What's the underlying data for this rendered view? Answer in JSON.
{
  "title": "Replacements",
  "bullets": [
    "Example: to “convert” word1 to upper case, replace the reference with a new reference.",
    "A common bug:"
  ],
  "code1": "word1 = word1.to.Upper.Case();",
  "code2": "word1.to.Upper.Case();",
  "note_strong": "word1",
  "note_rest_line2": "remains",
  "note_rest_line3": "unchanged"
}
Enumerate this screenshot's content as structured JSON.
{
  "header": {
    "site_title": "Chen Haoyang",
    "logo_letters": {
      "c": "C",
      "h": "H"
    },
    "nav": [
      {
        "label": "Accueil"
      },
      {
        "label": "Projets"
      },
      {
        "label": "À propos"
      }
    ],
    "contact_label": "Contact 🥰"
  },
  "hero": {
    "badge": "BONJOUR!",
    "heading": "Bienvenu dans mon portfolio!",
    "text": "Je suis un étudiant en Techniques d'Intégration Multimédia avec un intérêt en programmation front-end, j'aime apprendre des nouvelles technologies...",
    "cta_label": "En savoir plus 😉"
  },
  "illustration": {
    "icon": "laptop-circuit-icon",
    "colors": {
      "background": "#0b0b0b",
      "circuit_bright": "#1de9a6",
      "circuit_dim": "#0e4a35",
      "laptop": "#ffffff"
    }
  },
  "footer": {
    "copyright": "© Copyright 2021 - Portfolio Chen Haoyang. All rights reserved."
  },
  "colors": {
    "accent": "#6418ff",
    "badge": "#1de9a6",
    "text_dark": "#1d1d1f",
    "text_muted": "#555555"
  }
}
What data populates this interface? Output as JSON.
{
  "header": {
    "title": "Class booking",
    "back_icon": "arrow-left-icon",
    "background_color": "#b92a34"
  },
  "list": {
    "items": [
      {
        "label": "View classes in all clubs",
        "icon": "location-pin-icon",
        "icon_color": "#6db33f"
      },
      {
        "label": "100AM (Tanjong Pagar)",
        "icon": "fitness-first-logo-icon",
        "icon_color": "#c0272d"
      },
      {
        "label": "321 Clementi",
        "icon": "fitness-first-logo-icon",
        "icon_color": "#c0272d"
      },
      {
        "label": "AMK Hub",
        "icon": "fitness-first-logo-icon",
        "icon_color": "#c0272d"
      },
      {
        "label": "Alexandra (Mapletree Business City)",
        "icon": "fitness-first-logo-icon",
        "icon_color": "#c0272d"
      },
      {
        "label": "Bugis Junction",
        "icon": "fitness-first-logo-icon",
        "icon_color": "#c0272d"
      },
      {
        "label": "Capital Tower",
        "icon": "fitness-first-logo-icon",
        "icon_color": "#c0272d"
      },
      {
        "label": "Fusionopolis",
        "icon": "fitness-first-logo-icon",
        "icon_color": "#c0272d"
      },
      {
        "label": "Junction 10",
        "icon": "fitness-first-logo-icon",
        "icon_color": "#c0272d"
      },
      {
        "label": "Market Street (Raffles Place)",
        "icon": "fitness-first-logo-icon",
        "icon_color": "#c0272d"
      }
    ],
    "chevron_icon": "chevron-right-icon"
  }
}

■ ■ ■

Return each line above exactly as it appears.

- [Written response]:
What's the underlying data for this rendered view? Answer in JSON.
{
  "title": "Replacements",
  "bullets": [
    "Example: to “convert” word1 to upper case, replace the reference with a new reference.",
    "A common bug:"
  ],
  "code1": "word1 = word1.to.Upper.Case();",
  "code2": "word1.to.Upper.Case();",
  "note_strong": "word1",
  "note_rest_line2": "remains",
  "note_rest_line3": "unchanged"
}
Enumerate this screenshot's content as structured JSON.
{
  "header": {
    "site_title": "Chen Haoyang",
    "logo_letters": {
      "c": "C",
      "h": "H"
    },
    "nav": [
      {
        "label": "Accueil"
      },
      {
        "label": "Projets"
      },
      {
        "label": "À propos"
      }
    ],
    "contact_label": "Contact 🥰"
  },
  "hero": {
    "badge": "BONJOUR!",
    "heading": "Bienvenu dans mon portfolio!",
    "text": "Je suis un étudiant en Techniques d'Intégration Multimédia avec un intérêt en programmation front-end, j'aime apprendre des nouvelles technologies...",
    "cta_label": "En savoir plus 😉"
  },
  "illustration": {
    "icon": "laptop-circuit-icon",
    "colors": {
      "background": "#0b0b0b",
      "circuit_bright": "#1de9a6",
      "circuit_dim": "#0e4a35",
      "laptop": "#ffffff"
    }
  },
  "footer": {
    "copyright": "© Copyright 2021 - Portfolio Chen Haoyang. All rights reserved."
  },
  "colors": {
    "accent": "#6418ff",
    "badge": "#1de9a6",
    "text_dark": "#1d1d1f",
    "text_muted": "#555555"
  }
}
What data populates this interface? Output as JSON.
{
  "header": {
    "title": "Class booking",
    "back_icon": "arrow-left-icon",
    "background_color": "#b92a34"
  },
  "list": {
    "items": [
      {
        "label": "View classes in all clubs",
        "icon": "location-pin-icon",
        "icon_color": "#6db33f"
      },
      {
        "label": "100AM (Tanjong Pagar)",
        "icon": "fitness-first-logo-icon",
        "icon_color": "#c0272d"
      },
      {
        "label": "321 Clementi",
        "icon": "fitness-first-logo-icon",
        "icon_color": "#c0272d"
      },
      {
        "label": "AMK Hub",
        "icon": "fitness-first-logo-icon",
        "icon_color": "#c0272d"
      },
      {
        "label": "Alexandra (Mapletree Business City)",
        "icon": "fitness-first-logo-icon",
        "icon_color": "#c0272d"
      },
      {
        "label": "Bugis Junction",
        "icon": "fitness-first-logo-icon",
        "icon_color": "#c0272d"
      },
      {
        "label": "Capital Tower",
        "icon": "fitness-first-logo-icon",
        "icon_color": "#c0272d"
      },
      {
        "label": "Fusionopolis",
        "icon": "fitness-first-logo-icon",
        "icon_color": "#c0272d"
      },
      {
        "label": "Junction 10",
        "icon": "fitness-first-logo-icon",
        "icon_color": "#c0272d"
      },
      {
        "label": "Market Street (Raffles Place)",
        "icon": "fitness-first-logo-icon",
        "icon_color": "#c0272d"
      }
    ],
    "chevron_icon": "chevron-right-icon"
  }
}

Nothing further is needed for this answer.